Kurt Okraku rode to the Ghana Football Association’s presidency last October, in a chariot drawn by two horses: igniting passion and creating wealth.
The first already looks in fine fettle, galloping at a good pace. The federation runs a far less opaque administration than it has in recent years, courtesy an intense communications drive that continues to strengthen ties with the public, and the FA has particularly succeeded in whetting appetite for domestic football. Interest in the Premier League, especially, is as high as ever, and the current season has steadily gathered momentum.
But then there’s the other horse, not as healthy and probably still tethered, eight months in. Okraku seeks to fill a gaping, seemingly bottomless financial pit in the Ghanaian game that is a painful vestige of its amateur years, and while he might have had a fair idea about the magnitude, the ongoing coronavirus disease (COVID-19) pandemic has outlined the sheer depth and breadth of the challenge in startling detail.
A ban on contact sports may be the reason why there is no competitive football to be enjoyed right now on the Ghanaian landscape, but even after that is lifted, another ban — on crowd gatherings of the sort that sustains most clubs — could keep things frozen. Nearly three decades after Ghana’s top tier turned professional, few clubs – if any — operate profitable, self-sustaining business models.
Not many squeeze much from commercial deals – should they, somehow, get them — and are left scratching and clawing for every pesewa that the FA can receive from sponsorship rights and TV deals. Shorn of matchday revenue, as COVID-19 threatens to do, Ghanaian clubs would barely have enough to exist — much less play week-in, week-out.

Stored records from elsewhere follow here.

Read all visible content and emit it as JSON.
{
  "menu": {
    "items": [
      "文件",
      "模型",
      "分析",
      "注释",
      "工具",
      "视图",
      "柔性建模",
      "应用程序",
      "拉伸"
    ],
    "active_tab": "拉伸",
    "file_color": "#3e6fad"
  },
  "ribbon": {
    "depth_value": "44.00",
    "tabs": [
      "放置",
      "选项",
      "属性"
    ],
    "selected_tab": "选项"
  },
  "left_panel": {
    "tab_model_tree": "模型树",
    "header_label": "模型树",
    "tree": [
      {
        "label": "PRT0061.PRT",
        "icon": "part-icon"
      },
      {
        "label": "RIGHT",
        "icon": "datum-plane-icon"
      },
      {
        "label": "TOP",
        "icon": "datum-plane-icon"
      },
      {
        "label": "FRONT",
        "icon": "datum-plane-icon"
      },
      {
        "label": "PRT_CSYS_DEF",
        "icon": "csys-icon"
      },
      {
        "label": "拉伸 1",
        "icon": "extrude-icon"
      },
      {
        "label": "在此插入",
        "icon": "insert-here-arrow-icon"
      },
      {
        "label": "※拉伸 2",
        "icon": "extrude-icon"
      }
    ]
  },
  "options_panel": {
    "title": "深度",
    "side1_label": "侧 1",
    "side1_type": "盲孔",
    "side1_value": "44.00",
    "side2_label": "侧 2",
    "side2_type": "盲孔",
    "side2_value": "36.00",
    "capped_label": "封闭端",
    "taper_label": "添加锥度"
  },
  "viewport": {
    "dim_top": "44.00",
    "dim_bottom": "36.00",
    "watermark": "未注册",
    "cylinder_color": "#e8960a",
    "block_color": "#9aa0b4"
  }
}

It’s why, as football championships around the world blink their eyes open, Ghana’s local competitions may doze awhile. An injection of cash should heal the malaise, but the vessels through which the money would flow —
when if it comes — are still being laid out. That mission has Okraku cozying up to key players on the corporate front and setting up various funds on the FA’s books, in anticipation of such revenue stream.
This horse, though, isn’t one man’s to mount and to whip, so here’s a call for all clubs — the biggest beneficiaries, ultimately — to refine their ways and adapt to changing times.
The race is on. Giddy-up!
NY Frimpong — Daily Mail GH